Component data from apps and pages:
┌────────

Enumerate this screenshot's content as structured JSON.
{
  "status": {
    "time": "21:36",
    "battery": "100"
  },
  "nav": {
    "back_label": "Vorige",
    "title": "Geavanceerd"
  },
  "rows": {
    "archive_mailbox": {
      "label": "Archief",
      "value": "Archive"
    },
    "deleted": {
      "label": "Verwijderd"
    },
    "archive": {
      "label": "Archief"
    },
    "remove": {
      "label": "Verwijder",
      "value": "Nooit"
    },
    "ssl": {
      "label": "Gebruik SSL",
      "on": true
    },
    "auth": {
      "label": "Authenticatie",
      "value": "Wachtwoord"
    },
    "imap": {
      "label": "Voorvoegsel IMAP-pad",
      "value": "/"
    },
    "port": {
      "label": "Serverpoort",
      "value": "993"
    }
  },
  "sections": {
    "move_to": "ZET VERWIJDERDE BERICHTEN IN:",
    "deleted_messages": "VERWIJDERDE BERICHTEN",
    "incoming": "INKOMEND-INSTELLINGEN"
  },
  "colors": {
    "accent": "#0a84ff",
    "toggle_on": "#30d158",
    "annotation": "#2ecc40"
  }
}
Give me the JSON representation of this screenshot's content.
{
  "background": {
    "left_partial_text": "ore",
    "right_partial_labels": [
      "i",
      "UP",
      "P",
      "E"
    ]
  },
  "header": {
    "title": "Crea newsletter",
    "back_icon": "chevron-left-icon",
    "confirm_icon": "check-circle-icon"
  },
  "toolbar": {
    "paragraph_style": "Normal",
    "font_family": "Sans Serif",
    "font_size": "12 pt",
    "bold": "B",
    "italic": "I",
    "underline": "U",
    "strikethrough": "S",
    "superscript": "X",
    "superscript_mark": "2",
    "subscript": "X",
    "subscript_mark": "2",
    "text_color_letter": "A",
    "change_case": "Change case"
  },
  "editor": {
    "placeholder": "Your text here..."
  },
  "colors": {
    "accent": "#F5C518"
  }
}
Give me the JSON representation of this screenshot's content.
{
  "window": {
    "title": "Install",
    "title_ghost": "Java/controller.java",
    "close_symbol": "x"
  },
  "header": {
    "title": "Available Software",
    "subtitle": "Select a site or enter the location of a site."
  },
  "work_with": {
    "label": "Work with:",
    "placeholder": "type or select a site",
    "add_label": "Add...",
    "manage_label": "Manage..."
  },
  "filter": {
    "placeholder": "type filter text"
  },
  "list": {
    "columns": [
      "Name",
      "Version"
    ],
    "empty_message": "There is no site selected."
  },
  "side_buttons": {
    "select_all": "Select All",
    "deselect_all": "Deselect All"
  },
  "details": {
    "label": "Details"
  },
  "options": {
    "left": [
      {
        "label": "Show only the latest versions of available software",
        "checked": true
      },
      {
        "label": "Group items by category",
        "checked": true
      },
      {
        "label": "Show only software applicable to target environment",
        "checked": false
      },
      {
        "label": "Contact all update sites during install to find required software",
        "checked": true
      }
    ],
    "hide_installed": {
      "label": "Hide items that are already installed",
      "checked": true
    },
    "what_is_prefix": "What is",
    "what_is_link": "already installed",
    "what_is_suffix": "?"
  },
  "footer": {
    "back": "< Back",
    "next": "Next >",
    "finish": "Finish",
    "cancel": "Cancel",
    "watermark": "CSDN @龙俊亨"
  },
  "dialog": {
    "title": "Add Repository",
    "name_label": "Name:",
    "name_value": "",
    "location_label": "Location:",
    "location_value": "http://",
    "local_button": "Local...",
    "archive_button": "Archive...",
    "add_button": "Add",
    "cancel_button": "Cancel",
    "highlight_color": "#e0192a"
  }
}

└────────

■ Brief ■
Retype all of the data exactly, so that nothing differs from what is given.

■ Result of this exercise ■
Enumerate this screenshot's content as structured JSON.
{
  "status": {
    "time": "21:36",
    "battery": "100"
  },
  "nav": {
    "back_label": "Vorige",
    "title": "Geavanceerd"
  },
  "rows": {
    "archive_mailbox": {
      "label": "Archief",
      "value": "Archive"
    },
    "deleted": {
      "label": "Verwijderd"
    },
    "archive": {
      "label": "Archief"
    },
    "remove": {
      "label": "Verwijder",
      "value": "Nooit"
    },
    "ssl": {
      "label": "Gebruik SSL",
      "on": true
    },
    "auth": {
      "label": "Authenticatie",
      "value": "Wachtwoord"
    },
    "imap": {
      "label": "Voorvoegsel IMAP-pad",
      "value": "/"
    },
    "port": {
      "label": "Serverpoort",
      "value": "993"
    }
  },
  "sections": {
    "move_to": "ZET VERWIJDERDE BERICHTEN IN:",
    "deleted_messages": "VERWIJDERDE BERICHTEN",
    "incoming": "INKOMEND-INSTELLINGEN"
  },
  "colors": {
    "accent": "#0a84ff",
    "toggle_on": "#30d158",
    "annotation": "#2ecc40"
  }
}
Give me the JSON representation of this screenshot's content.
{
  "background": {
    "left_partial_text": "ore",
    "right_partial_labels": [
      "i",
      "UP",
      "P",
      "E"
    ]
  },
  "header": {
    "title": "Crea newsletter",
    "back_icon": "chevron-left-icon",
    "confirm_icon": "check-circle-icon"
  },
  "toolbar": {
    "paragraph_style": "Normal",
    "font_family": "Sans Serif",
    "font_size": "12 pt",
    "bold": "B",
    "italic": "I",
    "underline": "U",
    "strikethrough": "S",
    "superscript": "X",
    "superscript_mark": "2",
    "subscript": "X",
    "subscript_mark": "2",
    "text_color_letter": "A",
    "change_case": "Change case"
  },
  "editor": {
    "placeholder": "Your text here..."
  },
  "colors": {
    "accent": "#F5C518"
  }
}
Give me the JSON representation of this screenshot's content.
{
  "window": {
    "title": "Install",
    "title_ghost": "Java/controller.java",
    "close_symbol": "x"
  },
  "header": {
    "title": "Available Software",
    "subtitle": "Select a site or enter the location of a site."
  },
  "work_with": {
    "label": "Work with:",
    "placeholder": "type or select a site",
    "add_label": "Add...",
    "manage_label": "Manage..."
  },
  "filter": {
    "placeholder": "type filter text"
  },
  "list": {
    "columns": [
      "Name",
      "Version"
    ],
    "empty_message": "There is no site selected."
  },
  "side_buttons": {
    "select_all": "Select All",
    "deselect_all": "Deselect All"
  },
  "details": {
    "label": "Details"
  },
  "options": {
    "left": [
      {
        "label": "Show only the latest versions of available software",
        "checked": true
      },
      {
        "label": "Group items by category",
        "checked": true
      },
      {
        "label": "Show only software applicable to target environment",
        "checked": false
      },
      {
        "label": "Contact all update sites during install to find required software",
        "checked": true
      }
    ],
    "hide_installed": {
      "label": "Hide items that are already installed",
      "checked": true
    },
    "what_is_prefix": "What is",
    "what_is_link": "already installed",
    "what_is_suffix": "?"
  },
  "footer": {
    "back": "< Back",
    "next": "Next >",
    "finish": "Finish",
    "cancel": "Cancel",
    "watermark": "CSDN @龙俊亨"
  },
  "dialog": {
    "title": "Add Repository",
    "name_label": "Name:",
    "name_value": "",
    "location_label": "Location:",
    "location_value": "http://",
    "local_button": "Local...",
    "archive_button": "Archive...",
    "add_button": "Add",
    "cancel_button": "Cancel",
    "highlight_color": "#e0192a"
  }
}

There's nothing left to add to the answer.